A daily review of what’s making news in South Carolina state government.
Thursday marks the final day of the 2017 regular session in the state House and Senate. Lawmakers are taking a bit of a victory lap a day after a 12 cents per-gallon gas tax increase became law over the objections of Gov. Henry McMaster.
Legislators overwhelmingly overrode McMaster’s veto on Wednesday, saying that raising the tax is the only realistic way for South Carolina to raise roughly $630 million in new road repair funding. McMaster had insisted the proposal would make driving more expensive and lawmakers had other options available such as borrowing new money or ensuring all current gas tax money is devoted solely to roadwork.
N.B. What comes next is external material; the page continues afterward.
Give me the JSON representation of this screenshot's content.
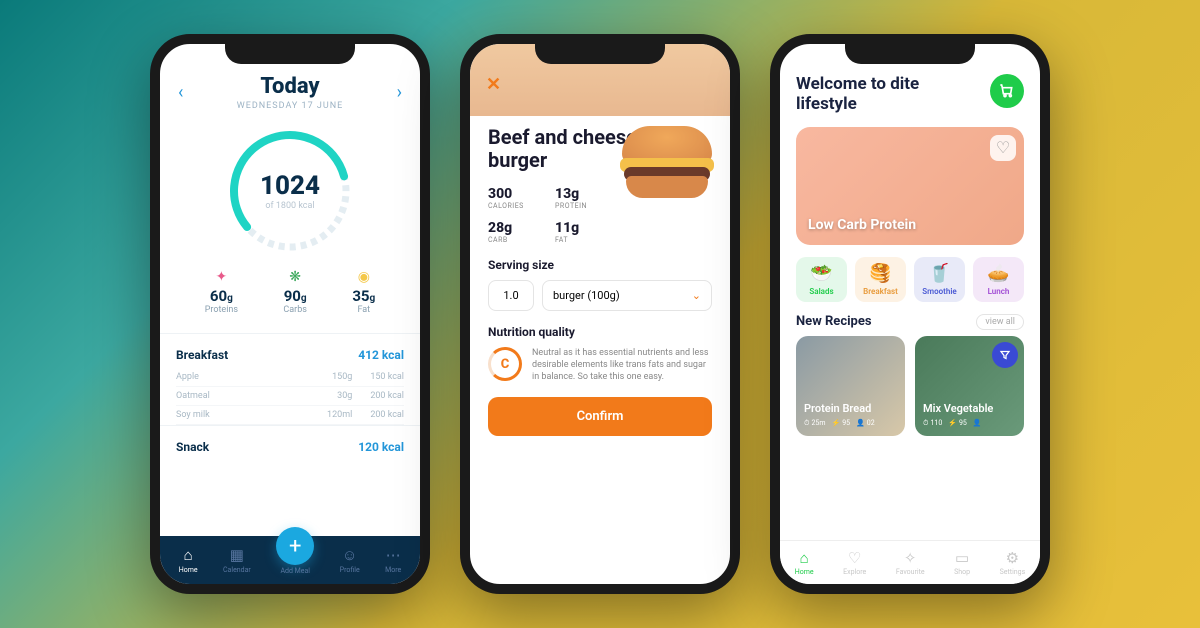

Members will spend Thursday attempting to compromise and pass various minor bills before the session ends at 5 p.m. However, legislators also still need to approve next year’s proposed budget.
Some legislation coming down to the wire today include an open records bill and tougher moped restrictions.
— Members of the House said they will try again next year on a plan that would try to raise nearly a half-billion dollars through borrowing to pay for building repairs at colleges and state agencies. With only one day remaining in this year’s regular session, the House voted Wednesday to delay any further debate on the $498 million bond plan until next January. Despite Wednesday’s vote, House Ways and Means Committee chairman Brian White said the state used to borrow on a cycle to raise funds for general maintenance work, but has not done so since 2001.
— The state Senate Wednesday passed a bill which attempts to make it easier for the public to access government documents. But The State newspaper reports a late amendment pulled some teeth out of the proposal. State Sen. Margie Bright Matthews, D-Colleton, stripped out House language creating a new office within the state Administrative Law Court which would allow cases to settle more quickly if an agency refuses to release records. The bill still would create a 30-day deadline for government entities to turn over public documents and requires a circuit court hear a case within 10 days.
— A group of state senators and representatives tasked with shoring up South Carolina’s flagging pension system are working on ways to make the fund more secure for the long-term. The Joint Committee on Pension Systems Review held the first of a second round of meetings this week, weeks after its plan to recharge the state’s retirement fund became law. The proposal had public agencies devote more tax dollars into the plans to help close a $20 billion gap between what the state has promised future retirees versus what it is expected to have on hand.
— Supporters briefly raised a Confederate battle flag on the Statehouse grounds Wednesday, honoring the banner removed by the legislature in 2015. But the attention was on an out-of-state group who trailed a banner with the flag behind a small plane flying over downtown Columbia for almost an hour. The group called itself the Virginia Flaggers and wrote the message says “NO COMPROMISE — VAFLAG.ORG.” The group’s website says it’s against “those who would desecrate our Confederate Monuments and memorials, and FOR our Confederate Veterans.”
— An Upstate Republican legislator plans to challenge his own party’s candidate for Secretary of State next year. State Rep. Joshua Putnam said he will make a formal announcement Thursday morning. The Secretary of State is an elected post which handles business filings and registers charities in South Carolina. Putnam said a lot of businesses are frustrated with the sluggishness of the office under current Secretary of State Mark Hammond, for instance that it did not create an online business filing system until this year.
— A former Florence County legislator who served for a single term in Congress has died at age 96. Former U.S. Rep. Ed Young passed away at home while surrounded by family Tuesday, according to an obituary. Young was a farmer who briefly served in the state House of Representatives as a Democrat from 1957 to 1960. He then switched parties and ran for Congress in 1972, becoming the first Republican to ever win South Carolina’s Sixth District. He lost reelection amid a national backlash against Republicans over the Watergate scandal two years later. He also unsuccessfully ran for governor in 1978.